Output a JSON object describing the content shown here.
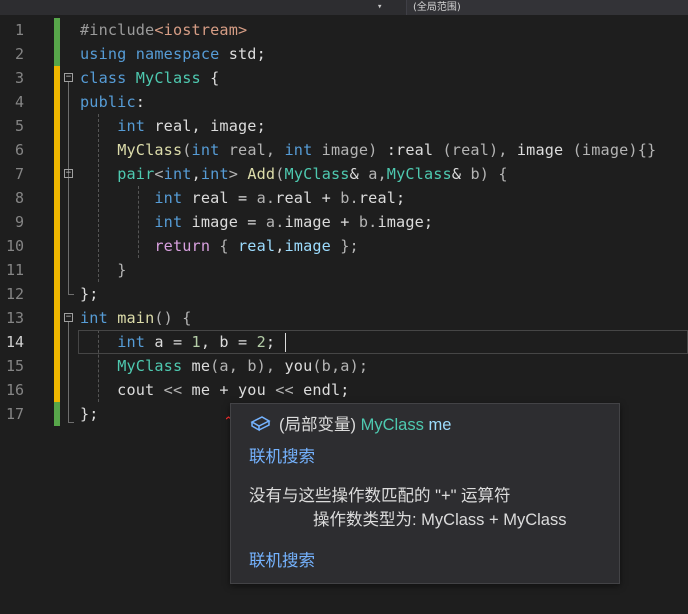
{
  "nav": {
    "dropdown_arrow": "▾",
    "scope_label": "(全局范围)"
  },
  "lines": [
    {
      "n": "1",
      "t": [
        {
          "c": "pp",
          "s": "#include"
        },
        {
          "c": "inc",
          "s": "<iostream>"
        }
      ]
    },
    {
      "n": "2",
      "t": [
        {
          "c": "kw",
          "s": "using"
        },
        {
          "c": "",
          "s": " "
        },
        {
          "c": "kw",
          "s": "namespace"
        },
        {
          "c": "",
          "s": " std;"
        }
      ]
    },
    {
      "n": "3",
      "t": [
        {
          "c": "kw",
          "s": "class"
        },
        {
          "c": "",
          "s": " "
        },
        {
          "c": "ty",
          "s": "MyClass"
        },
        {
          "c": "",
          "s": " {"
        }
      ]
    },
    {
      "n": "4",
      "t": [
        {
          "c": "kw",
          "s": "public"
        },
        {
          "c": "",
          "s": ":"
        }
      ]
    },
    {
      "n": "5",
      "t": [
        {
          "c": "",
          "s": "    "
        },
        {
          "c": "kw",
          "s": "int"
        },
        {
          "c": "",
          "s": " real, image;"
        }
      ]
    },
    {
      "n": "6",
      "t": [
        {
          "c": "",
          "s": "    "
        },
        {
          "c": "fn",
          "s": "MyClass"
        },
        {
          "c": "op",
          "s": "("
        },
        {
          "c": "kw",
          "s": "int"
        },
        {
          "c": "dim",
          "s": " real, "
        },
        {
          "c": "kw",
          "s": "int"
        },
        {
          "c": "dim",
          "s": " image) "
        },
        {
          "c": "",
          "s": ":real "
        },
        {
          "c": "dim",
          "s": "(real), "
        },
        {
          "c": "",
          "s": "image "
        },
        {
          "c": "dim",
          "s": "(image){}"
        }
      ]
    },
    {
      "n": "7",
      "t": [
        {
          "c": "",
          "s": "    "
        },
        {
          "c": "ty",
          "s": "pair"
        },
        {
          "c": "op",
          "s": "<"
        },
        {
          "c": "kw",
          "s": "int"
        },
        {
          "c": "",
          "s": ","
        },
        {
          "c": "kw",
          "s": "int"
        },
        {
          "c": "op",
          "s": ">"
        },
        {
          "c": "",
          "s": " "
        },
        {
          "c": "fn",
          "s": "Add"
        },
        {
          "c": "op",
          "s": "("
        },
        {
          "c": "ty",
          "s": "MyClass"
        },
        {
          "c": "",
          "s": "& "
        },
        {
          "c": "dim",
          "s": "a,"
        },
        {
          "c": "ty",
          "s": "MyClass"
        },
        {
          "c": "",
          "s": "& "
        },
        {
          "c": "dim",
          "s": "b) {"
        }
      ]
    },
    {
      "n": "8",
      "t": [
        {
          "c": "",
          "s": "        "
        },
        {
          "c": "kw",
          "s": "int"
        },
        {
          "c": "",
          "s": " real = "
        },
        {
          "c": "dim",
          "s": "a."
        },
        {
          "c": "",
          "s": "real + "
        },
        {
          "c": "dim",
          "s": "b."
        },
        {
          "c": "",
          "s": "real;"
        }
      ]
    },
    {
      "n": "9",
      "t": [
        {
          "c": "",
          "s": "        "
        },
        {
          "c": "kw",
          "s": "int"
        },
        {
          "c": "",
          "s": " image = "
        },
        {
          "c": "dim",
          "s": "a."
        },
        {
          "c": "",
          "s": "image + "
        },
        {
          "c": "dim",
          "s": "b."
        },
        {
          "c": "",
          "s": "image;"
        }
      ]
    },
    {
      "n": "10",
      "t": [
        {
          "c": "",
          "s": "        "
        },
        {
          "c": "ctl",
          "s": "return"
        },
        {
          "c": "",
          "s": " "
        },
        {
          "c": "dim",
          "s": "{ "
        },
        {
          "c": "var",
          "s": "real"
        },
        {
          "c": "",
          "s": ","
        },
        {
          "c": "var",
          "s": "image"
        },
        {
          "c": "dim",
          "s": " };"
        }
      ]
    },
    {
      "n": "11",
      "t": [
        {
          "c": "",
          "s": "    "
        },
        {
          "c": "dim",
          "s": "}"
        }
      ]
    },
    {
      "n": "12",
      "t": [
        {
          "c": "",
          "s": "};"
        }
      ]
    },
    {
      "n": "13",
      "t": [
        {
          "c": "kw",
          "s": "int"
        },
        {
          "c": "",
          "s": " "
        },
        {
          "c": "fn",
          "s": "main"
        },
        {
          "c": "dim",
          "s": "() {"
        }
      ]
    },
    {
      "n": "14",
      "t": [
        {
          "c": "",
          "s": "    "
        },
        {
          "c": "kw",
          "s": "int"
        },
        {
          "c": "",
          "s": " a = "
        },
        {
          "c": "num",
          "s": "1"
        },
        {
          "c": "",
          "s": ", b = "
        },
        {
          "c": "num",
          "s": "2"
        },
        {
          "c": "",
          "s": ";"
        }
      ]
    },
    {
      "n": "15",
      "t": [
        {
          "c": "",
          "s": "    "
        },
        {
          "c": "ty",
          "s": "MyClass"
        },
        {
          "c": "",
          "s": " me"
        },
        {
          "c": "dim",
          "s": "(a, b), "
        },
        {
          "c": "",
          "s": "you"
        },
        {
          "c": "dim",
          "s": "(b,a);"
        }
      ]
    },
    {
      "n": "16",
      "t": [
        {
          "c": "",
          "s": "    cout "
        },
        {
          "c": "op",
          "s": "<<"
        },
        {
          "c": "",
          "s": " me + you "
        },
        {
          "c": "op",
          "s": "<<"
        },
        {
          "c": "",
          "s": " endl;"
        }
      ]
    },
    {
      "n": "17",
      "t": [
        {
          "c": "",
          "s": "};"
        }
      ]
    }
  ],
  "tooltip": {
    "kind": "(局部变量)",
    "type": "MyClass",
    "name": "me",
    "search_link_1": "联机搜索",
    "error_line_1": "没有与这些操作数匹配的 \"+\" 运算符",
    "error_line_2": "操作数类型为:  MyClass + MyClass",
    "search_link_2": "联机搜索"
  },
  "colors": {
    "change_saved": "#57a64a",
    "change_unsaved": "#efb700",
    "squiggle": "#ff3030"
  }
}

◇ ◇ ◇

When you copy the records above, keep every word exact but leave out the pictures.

Output a JSON object describing the content shown here.
{
  "nav": {
    "dropdown_arrow": "▾",
    "scope_label": "(全局范围)"
  },
  "lines": [
    {
      "n": "1",
      "t": [
        {
          "c": "pp",
          "s": "#include"
        },
        {
          "c": "inc",
          "s": "<iostream>"
        }
      ]
    },
    {
      "n": "2",
      "t": [
        {
          "c": "kw",
          "s": "using"
        },
        {
          "c": "",
          "s": " "
        },
        {
          "c": "kw",
          "s": "namespace"
        },
        {
          "c": "",
          "s": " std;"
        }
      ]
    },
    {
      "n": "3",
      "t": [
        {
          "c": "kw",
          "s": "class"
        },
        {
          "c": "",
          "s": " "
        },
        {
          "c": "ty",
          "s": "MyClass"
        },
        {
          "c": "",
          "s": " {"
        }
      ]
    },
    {
      "n": "4",
      "t": [
        {
          "c": "kw",
          "s": "public"
        },
        {
          "c": "",
          "s": ":"
        }
      ]
    },
    {
      "n": "5",
      "t": [
        {
          "c": "",
          "s": "    "
        },
        {
          "c": "kw",
          "s": "int"
        },
        {
          "c": "",
          "s": " real, image;"
        }
      ]
    },
    {
      "n": "6",
      "t": [
        {
          "c": "",
          "s": "    "
        },
        {
          "c": "fn",
          "s": "MyClass"
        },
        {
          "c": "op",
          "s": "("
        },
        {
          "c": "kw",
          "s": "int"
        },
        {
          "c": "dim",
          "s": " real, "
        },
        {
          "c": "kw",
          "s": "int"
        },
        {
          "c": "dim",
          "s": " image) "
        },
        {
          "c": "",
          "s": ":real "
        },
        {
          "c": "dim",
          "s": "(real), "
        },
        {
          "c": "",
          "s": "image "
        },
        {
          "c": "dim",
          "s": "(image){}"
        }
      ]
    },
    {
      "n": "7",
      "t": [
        {
          "c": "",
          "s": "    "
        },
        {
          "c": "ty",
          "s": "pair"
        },
        {
          "c": "op",
          "s": "<"
        },
        {
          "c": "kw",
          "s": "int"
        },
        {
          "c": "",
          "s": ","
        },
        {
          "c": "kw",
          "s": "int"
        },
        {
          "c": "op",
          "s": ">"
        },
        {
          "c": "",
          "s": " "
        },
        {
          "c": "fn",
          "s": "Add"
        },
        {
          "c": "op",
          "s": "("
        },
        {
          "c": "ty",
          "s": "MyClass"
        },
        {
          "c": "",
          "s": "& "
        },
        {
          "c": "dim",
          "s": "a,"
        },
        {
          "c": "ty",
          "s": "MyClass"
        },
        {
          "c": "",
          "s": "& "
        },
        {
          "c": "dim",
          "s": "b) {"
        }
      ]
    },
    {
      "n": "8",
      "t": [
        {
          "c": "",
          "s": "        "
        },
        {
          "c": "kw",
          "s": "int"
        },
        {
          "c": "",
          "s": " real = "
        },
        {
          "c": "dim",
          "s": "a."
        },
        {
          "c": "",
          "s": "real + "
        },
        {
          "c": "dim",
          "s": "b."
        },
        {
          "c": "",
          "s": "real;"
        }
      ]
    },
    {
      "n": "9",
      "t": [
        {
          "c": "",
          "s": "        "
        },
        {
          "c": "kw",
          "s": "int"
        },
        {
          "c": "",
          "s": " image = "
        },
        {
          "c": "dim",
          "s": "a."
        },
        {
          "c": "",
          "s": "image + "
        },
        {
          "c": "dim",
          "s": "b."
        },
        {
          "c": "",
          "s": "image;"
        }
      ]
    },
    {
      "n": "10",
      "t": [
        {
          "c": "",
          "s": "        "
        },
        {
          "c": "ctl",
          "s": "return"
        },
        {
          "c": "",
          "s": " "
        },
        {
          "c": "dim",
          "s": "{ "
        },
        {
          "c": "var",
          "s": "real"
        },
        {
          "c": "",
          "s": ","
        },
        {
          "c": "var",
          "s": "image"
        },
        {
          "c": "dim",
          "s": " };"
        }
      ]
    },
    {
      "n": "11",
      "t": [
        {
          "c": "",
          "s": "    "
        },
        {
          "c": "dim",
          "s": "}"
        }
      ]
    },
    {
      "n": "12",
      "t": [
        {
          "c": "",
          "s": "};"
        }
      ]
    },
    {
      "n": "13",
      "t": [
        {
          "c": "kw",
          "s": "int"
        },
        {
          "c": "",
          "s": " "
        },
        {
          "c": "fn",
          "s": "main"
        },
        {
          "c": "dim",
          "s": "() {"
        }
      ]
    },
    {
      "n": "14",
      "t": [
        {
          "c": "",
          "s": "    "
        },
        {
          "c": "kw",
          "s": "int"
        },
        {
          "c": "",
          "s": " a = "
        },
        {
          "c": "num",
          "s": "1"
        },
        {
          "c": "",
          "s": ", b = "
        },
        {
          "c": "num",
          "s": "2"
        },
        {
          "c": "",
          "s": ";"
        }
      ]
    },
    {
      "n": "15",
      "t": [
        {
          "c": "",
          "s": "    "
        },
        {
          "c": "ty",
          "s": "MyClass"
        },
        {
          "c": "",
          "s": " me"
        },
        {
          "c": "dim",
          "s": "(a, b), "
        },
        {
          "c": "",
          "s": "you"
        },
        {
          "c": "dim",
          "s": "(b,a);"
        }
      ]
    },
    {
      "n": "16",
      "t": [
        {
          "c": "",
          "s": "    cout "
        },
        {
          "c": "op",
          "s": "<<"
        },
        {
          "c": "",
          "s": " me + you "
        },
        {
          "c": "op",
          "s": "<<"
        },
        {
          "c": "",
          "s": " endl;"
        }
      ]
    },
    {
      "n": "17",
      "t": [
        {
          "c": "",
          "s": "};"
        }
      ]
    }
  ],
  "tooltip": {
    "kind": "(局部变量)",
    "type": "MyClass",
    "name": "me",
    "search_link_1": "联机搜索",
    "error_line_1": "没有与这些操作数匹配的 \"+\" 运算符",
    "error_line_2": "操作数类型为:  MyClass + MyClass",
    "search_link_2": "联机搜索"
  },
  "colors": {
    "change_saved": "#57a64a",
    "change_unsaved": "#efb700",
    "squiggle": "#ff3030"
  }
}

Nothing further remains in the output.